** Material to process follows **

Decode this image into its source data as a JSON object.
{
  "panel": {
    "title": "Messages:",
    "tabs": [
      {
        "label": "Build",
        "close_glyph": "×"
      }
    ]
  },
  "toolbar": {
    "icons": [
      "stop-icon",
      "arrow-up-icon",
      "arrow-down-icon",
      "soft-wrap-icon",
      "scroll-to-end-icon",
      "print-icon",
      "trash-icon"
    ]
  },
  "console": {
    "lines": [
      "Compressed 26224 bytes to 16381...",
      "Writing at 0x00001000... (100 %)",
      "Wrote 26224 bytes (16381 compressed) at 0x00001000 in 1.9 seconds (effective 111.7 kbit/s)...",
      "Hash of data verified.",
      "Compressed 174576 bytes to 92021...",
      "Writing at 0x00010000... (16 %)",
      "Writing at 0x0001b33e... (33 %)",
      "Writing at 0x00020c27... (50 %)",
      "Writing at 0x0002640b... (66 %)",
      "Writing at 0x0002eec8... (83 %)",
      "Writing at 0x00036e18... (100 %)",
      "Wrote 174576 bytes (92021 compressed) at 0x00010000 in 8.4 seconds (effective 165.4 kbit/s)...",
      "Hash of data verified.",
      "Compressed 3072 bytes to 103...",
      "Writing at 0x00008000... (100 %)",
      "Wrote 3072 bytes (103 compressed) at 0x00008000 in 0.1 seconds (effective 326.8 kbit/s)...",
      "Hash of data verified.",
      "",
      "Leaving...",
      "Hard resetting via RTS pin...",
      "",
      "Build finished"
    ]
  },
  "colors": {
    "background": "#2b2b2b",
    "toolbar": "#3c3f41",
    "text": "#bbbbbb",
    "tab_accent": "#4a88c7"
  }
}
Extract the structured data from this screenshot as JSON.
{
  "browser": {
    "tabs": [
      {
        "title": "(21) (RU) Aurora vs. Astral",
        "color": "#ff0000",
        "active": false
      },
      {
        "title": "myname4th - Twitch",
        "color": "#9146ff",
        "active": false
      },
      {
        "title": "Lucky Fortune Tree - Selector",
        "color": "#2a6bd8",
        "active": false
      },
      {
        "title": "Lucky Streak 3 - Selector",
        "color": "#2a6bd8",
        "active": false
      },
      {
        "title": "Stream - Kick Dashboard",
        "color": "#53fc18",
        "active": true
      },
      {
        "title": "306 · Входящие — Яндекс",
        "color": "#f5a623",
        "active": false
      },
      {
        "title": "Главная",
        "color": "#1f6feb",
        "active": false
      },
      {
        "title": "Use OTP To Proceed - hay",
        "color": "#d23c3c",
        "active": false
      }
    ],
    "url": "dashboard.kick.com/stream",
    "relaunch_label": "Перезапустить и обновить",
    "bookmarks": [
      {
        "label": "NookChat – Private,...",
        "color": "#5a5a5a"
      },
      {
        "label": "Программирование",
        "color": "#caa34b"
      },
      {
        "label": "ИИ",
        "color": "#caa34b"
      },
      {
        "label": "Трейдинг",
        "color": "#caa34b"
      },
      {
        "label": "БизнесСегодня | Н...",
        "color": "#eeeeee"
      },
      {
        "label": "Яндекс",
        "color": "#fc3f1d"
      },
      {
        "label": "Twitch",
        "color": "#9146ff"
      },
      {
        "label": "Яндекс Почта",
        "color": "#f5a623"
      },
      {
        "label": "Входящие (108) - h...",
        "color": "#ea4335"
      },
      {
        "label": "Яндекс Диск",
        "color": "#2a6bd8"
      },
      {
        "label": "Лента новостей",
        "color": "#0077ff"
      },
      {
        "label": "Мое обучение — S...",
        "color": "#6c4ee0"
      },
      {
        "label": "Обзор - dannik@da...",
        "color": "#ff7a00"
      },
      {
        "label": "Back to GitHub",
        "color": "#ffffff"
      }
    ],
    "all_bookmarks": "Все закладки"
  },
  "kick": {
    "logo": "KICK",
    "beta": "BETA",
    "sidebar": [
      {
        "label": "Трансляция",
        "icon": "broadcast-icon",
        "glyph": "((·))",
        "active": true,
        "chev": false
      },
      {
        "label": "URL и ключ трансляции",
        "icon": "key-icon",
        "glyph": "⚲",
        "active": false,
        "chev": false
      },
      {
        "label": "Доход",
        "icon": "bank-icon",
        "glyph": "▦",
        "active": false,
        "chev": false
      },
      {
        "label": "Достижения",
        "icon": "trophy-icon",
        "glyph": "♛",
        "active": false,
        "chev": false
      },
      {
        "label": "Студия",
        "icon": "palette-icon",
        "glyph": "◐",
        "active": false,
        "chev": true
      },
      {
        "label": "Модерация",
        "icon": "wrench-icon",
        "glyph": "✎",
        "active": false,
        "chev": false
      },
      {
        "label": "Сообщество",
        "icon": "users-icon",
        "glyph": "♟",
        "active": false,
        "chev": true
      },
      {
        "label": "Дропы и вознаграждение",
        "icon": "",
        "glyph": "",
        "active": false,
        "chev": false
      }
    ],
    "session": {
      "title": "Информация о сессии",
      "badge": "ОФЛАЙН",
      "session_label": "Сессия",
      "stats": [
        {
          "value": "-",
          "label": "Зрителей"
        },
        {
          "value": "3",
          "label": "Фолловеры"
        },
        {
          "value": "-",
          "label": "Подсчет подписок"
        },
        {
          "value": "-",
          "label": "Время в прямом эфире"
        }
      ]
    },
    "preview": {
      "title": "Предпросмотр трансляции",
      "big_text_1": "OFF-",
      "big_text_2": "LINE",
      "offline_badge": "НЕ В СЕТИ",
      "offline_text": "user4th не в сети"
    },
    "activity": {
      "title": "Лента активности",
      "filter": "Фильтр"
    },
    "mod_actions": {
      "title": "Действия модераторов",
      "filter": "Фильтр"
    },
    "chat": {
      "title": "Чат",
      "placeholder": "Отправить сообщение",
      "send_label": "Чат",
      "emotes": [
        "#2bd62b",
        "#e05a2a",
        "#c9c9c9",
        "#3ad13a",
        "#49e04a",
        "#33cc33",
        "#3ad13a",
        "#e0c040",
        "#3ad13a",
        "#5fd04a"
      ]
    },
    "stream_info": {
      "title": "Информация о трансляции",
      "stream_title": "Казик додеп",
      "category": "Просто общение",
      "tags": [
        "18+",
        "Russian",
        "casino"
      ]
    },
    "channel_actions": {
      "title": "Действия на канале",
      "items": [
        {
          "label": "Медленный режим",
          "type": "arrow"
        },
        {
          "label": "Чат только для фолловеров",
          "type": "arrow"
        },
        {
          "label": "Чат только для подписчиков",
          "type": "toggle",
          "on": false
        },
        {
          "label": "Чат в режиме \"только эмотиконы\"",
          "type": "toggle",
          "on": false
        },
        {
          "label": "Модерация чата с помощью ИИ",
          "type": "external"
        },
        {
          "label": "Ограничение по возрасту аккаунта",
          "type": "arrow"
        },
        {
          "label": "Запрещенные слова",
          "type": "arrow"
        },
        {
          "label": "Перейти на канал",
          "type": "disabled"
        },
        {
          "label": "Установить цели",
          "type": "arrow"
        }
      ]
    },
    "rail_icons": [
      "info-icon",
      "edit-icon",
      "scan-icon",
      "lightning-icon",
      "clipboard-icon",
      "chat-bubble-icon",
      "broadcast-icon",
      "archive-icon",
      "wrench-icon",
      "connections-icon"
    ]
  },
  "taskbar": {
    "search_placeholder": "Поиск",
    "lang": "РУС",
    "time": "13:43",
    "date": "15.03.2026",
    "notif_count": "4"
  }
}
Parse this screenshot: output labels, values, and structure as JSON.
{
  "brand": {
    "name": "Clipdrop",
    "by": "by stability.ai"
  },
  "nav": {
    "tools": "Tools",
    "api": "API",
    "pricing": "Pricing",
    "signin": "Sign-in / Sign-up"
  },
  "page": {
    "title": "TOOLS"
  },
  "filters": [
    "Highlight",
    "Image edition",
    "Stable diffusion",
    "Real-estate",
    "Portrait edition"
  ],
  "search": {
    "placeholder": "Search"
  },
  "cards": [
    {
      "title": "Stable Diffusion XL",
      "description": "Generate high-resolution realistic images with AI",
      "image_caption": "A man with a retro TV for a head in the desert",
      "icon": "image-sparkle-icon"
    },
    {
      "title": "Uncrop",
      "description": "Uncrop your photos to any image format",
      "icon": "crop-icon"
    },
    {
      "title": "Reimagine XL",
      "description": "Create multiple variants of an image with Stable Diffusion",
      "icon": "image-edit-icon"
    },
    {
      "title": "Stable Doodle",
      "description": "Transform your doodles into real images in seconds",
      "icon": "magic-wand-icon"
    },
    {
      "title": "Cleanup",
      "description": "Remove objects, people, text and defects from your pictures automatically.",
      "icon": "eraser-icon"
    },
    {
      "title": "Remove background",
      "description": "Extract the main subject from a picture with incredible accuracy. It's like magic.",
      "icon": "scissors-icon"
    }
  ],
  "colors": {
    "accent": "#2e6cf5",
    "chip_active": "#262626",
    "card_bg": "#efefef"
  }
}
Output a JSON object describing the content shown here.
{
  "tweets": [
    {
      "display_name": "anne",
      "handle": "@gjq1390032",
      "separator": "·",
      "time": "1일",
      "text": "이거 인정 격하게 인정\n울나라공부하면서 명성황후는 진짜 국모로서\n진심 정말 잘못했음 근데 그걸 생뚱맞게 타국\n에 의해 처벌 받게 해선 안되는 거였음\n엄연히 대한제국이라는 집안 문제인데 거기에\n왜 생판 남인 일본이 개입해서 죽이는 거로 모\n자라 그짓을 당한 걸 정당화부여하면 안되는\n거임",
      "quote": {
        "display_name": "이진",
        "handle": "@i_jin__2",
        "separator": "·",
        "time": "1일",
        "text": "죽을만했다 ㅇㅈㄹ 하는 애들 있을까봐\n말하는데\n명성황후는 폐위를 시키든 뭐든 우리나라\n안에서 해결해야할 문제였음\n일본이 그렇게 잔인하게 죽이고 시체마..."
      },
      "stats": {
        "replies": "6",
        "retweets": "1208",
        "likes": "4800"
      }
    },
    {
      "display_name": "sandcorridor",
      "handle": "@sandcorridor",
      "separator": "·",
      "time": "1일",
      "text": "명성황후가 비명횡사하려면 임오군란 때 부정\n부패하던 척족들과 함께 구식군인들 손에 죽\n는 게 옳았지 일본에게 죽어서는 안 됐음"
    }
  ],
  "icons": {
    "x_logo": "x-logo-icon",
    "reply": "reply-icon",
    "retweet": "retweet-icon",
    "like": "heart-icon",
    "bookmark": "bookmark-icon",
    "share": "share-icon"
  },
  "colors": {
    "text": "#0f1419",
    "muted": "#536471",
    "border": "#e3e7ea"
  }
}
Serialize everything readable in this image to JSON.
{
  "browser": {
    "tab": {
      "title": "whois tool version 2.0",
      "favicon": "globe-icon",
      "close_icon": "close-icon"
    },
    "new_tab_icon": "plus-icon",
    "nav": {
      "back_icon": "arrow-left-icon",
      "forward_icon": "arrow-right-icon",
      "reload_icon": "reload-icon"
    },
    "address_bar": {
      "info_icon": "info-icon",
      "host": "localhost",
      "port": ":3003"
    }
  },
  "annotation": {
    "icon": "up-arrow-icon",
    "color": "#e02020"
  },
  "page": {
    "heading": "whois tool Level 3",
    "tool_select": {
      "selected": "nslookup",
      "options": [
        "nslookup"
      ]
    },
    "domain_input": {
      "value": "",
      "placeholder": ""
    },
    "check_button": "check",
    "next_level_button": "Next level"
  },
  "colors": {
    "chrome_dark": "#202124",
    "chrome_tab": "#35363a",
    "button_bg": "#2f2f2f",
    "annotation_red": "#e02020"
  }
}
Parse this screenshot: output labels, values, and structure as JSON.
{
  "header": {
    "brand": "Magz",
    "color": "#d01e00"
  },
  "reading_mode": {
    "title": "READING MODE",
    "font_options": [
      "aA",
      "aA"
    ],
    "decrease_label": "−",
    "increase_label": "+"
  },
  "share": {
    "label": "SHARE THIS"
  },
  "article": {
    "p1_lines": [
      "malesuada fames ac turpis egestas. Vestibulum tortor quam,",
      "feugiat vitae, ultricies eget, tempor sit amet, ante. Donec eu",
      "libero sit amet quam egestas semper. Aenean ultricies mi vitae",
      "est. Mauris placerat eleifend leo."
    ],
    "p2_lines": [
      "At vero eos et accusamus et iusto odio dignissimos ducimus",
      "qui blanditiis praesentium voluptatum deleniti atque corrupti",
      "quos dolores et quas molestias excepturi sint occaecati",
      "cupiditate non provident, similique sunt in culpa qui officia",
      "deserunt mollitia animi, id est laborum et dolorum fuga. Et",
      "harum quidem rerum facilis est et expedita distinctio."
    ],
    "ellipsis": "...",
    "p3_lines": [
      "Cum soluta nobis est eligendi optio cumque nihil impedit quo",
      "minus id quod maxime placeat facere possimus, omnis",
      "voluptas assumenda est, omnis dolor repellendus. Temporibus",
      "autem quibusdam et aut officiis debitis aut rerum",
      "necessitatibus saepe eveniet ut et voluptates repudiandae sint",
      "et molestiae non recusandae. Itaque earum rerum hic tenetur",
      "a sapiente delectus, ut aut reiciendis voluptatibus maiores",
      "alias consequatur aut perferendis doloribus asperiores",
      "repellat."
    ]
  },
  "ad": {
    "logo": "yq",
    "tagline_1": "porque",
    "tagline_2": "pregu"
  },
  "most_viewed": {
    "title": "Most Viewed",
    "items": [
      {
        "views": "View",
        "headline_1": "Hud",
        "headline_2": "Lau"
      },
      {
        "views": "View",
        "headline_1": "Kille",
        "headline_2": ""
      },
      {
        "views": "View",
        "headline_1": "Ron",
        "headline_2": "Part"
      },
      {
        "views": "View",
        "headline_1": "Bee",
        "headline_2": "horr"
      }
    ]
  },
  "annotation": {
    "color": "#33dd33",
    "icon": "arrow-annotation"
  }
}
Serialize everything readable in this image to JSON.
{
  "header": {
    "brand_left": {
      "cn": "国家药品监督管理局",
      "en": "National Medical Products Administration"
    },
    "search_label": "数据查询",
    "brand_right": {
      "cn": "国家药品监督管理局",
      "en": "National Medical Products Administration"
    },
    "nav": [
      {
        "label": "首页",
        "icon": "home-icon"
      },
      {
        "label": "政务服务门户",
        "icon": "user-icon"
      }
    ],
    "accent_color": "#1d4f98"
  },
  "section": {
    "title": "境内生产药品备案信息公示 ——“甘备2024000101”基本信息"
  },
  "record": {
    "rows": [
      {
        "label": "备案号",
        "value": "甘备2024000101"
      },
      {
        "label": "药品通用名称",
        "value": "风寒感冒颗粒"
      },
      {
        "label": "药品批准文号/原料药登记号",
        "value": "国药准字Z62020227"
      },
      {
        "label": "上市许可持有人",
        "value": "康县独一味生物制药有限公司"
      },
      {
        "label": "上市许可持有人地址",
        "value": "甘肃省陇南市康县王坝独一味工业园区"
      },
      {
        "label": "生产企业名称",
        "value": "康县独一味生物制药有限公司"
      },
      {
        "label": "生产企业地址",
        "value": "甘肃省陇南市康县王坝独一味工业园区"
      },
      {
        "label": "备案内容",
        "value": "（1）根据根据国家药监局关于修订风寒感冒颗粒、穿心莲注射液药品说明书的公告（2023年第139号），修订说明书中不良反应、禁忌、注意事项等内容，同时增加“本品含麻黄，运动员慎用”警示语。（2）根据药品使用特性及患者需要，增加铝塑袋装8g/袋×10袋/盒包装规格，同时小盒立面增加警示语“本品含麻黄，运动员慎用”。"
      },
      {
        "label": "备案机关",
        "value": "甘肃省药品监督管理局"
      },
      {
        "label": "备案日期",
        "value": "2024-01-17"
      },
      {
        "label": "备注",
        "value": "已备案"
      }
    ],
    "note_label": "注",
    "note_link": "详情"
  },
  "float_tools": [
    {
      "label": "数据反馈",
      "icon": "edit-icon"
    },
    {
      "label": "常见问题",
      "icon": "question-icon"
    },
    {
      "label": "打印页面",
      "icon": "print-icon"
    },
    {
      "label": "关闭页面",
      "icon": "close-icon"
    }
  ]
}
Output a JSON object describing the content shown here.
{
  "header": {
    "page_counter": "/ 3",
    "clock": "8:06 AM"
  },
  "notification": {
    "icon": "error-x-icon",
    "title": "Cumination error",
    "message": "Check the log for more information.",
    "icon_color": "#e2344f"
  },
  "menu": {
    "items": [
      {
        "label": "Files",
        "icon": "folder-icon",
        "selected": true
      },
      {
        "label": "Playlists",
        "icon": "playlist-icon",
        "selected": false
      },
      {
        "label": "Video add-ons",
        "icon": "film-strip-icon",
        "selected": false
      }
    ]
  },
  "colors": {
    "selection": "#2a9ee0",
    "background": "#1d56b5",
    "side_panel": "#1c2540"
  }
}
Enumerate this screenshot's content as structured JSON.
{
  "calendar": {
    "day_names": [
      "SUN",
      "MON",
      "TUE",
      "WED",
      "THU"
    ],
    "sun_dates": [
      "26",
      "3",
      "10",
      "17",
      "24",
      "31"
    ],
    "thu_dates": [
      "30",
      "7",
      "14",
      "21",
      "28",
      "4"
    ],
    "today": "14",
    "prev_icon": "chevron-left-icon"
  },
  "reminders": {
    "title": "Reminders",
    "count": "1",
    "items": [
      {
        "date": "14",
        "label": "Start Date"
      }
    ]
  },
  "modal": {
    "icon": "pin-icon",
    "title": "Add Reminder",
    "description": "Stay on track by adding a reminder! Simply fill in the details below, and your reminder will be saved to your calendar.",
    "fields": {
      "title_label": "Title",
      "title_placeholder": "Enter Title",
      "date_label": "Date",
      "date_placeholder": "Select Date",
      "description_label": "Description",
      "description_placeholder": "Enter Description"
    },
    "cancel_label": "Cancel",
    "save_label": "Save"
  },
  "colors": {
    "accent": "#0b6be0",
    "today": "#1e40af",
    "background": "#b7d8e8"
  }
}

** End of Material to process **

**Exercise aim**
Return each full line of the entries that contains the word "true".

**Expected output**
        "active": true
        "active": true,
        "chev": true
        "chev": true
        "selected": true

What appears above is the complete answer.